We went into a school on Monday, four researchers, nay, five of us, following nearly a dozen kids as they struggled to understand these 'isms'. Eleven students, either in year 12 or about to start year 12, came along to the workshop day, most of them having studied their teacher, Gary's, pencasts. He'd put the pencasts together a day or two earlier, and emailed them to read them. One student was in the classroom reading a pencast off her mobile device. Another complained that she couldn't watch it and listen on a mobile device, so I guess they could get only the pdf form. But they did like these pencasts, and saw them as something to watch, read and study independently, without having to be in the classroom, but also that they liked the familiarity of their teachers' voice, a personality that they knew.
Eleven students made up three groups of two fours and a three. One group of four was all boys, the group of three was all girls, and the last group was mixed. The adults included:
- the teacher,
- our lead researcher, Anne,
- the OU research associate, Gill who'd put together the tricky topic tool, about which more anon,
- Liz who once worked for Catcher Media,
- Canan who felt rotten ill and took notes and films all day,
- Aba-Sah from Birmingham who wanted to provide table top software of the storyboard.
Then we gave the run down on what the project was about - that the EU funded it and so on, during which they looked blank, bored or fazed. To enthuse them, we showed a five minute video on juxtaposing, but it confused not enthused, and needs remaking. A new draft is available already at https://vimeo.com/99420903 with the password 'Juxtaposing', and a further version at https://vimeo.com/101430106. Students were raring to go, ready to write, and though they didn't need the video but were polite about it, and it did give some of them some ideas. Perhaps theatre studies students see themselves as creative already.
They sat around in their groups on the floor of what I assume is the drama studio, a dark room with black out blinds on the window - a shame because it was a beautiful day, and perhaps we should have opened the blinds in the morning, though later people were using the room to put their performances together.
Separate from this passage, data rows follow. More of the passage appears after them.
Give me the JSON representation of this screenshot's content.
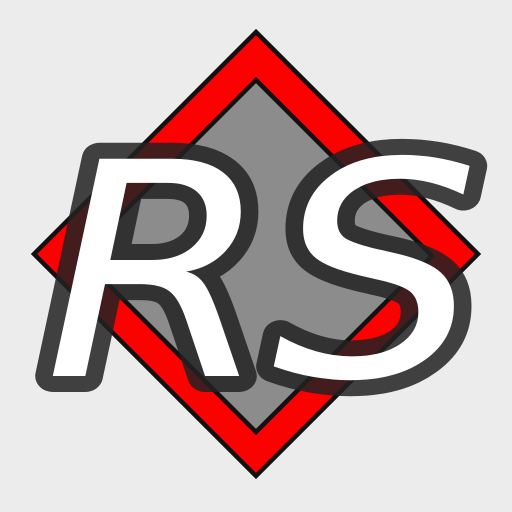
{
  "logo": {
    "text": "RS",
    "icon": "diamond-rs-logo-icon",
    "colors": {
      "background": "#ececec",
      "diamond_fill": "#ff0000",
      "diamond_outline": "#111111",
      "inner_diamond_fill": "#8c8c8c",
      "letter_fill": "#ffffff",
      "letter_outline": "#222222"
    }
  }
}
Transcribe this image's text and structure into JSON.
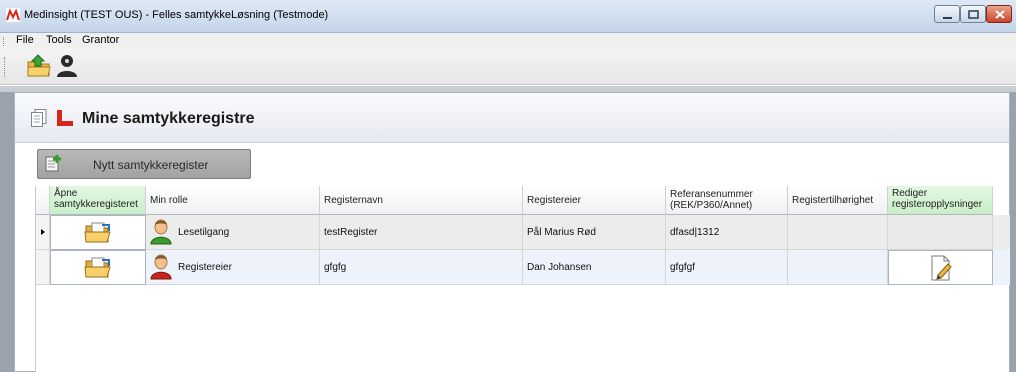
{
  "window": {
    "title": "Medinsight (TEST OUS) - Felles samtykkeLøsning (Testmode)",
    "icon": "medinsight-logo-icon"
  },
  "menu": {
    "items": [
      {
        "label": "File"
      },
      {
        "label": "Tools"
      },
      {
        "label": "Grantor"
      }
    ]
  },
  "toolbar": {
    "buttons": [
      {
        "icon": "open-folder-upload-icon"
      },
      {
        "icon": "user-key-icon"
      }
    ]
  },
  "page": {
    "title": "Mine samtykkeregistre",
    "new_button_label": "Nytt samtykkeregister"
  },
  "grid": {
    "columns": [
      "Åpne samtykkeregisteret",
      "Min rolle",
      "Registernavn",
      "Registereier",
      "Referansenummer (REK/P360/Annet)",
      "Registertilhørighet",
      "Rediger registeropplysninger"
    ],
    "rows": [
      {
        "role": "Lesetilgang",
        "register_name": "testRegister",
        "owner": "Pål Marius Rød",
        "reference": "dfasd|1312",
        "affiliation": "",
        "current": true
      },
      {
        "role": "Registereier",
        "register_name": "gfgfg",
        "owner": "Dan Johansen",
        "reference": "gfgfgf",
        "affiliation": "",
        "current": false
      }
    ]
  },
  "colors": {
    "accent_green_header": "#c9eec9",
    "logo_red": "#d9261c"
  }
}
They sat and talked. Within half an hour, ideas were flowing, multi-coloured penned words represented abstract ideas on the all-girls paper, biro crossings-out and stick men on other papers. Then things slowed down, with little more action, apart from the odd late comer, student or researcher arriving. Gary told them they had half an hour more, no - only thirty minutes - and they had to be on to pre-production by then, allocating roles and sourcing assets. They all groaned, but funnily enough within ten minutes were up and off, each student group with an OU borrowed flip video camera, and some with a tripod. I suspect they were stuck creatively, and what they need is to do something active, try it out, find it doesn't work and return to the storyboard, which to some extent is what they did, except that they didn't return to the storyboard, One group rather than spoil the storyboard, wrote on the back of the paper (the prompts were originally on the back - why weren't they? Wasn't the paper printed double sided?) and kept changes in their heads!
The mixed group of four students (L, J, H and M) went down to the hall to use the stage. Where Aba-Sah and I sat to observe and record (Aba-Sah's recordings are all up in a dropbox), we couldn't hear the students, not even when they were performing, let alone when they discussed. I went up on the stage to eavesdrop, setting up my flip video camera. But actually, a lot of the time they were quiet, thinking, not talking. J tapped her finger nails. They were pretty nails as were L's, and tapping drew attention to how pretty they were. Perhaps the tapping represented frustration, a not-knowing what to do.
However, eventually, Gary appeared, talked through with them again on what naturalism and realism was, and suggested they found somewhere quieter to record. That hour was the students' learning hour, I reckon. That was the hour when they stumbled and fumbled, realising that they didn't realise.
We had a hasty lunch on the floor of the drama studio, observed some more video production, then retired to a room full of OU laptops for the students to edit before doing the second quiz. Gary promised them that those that scored highly would go on a trip, so there was some tension and angst. Somewhat to their surprise, students who had struggled most with the concepts, students who felt they didn't have the perfect product, a viewable video, were the ones who'd made the biggest progress. But that outcome pleased Gary and proves to the researchers that the process improves the learning.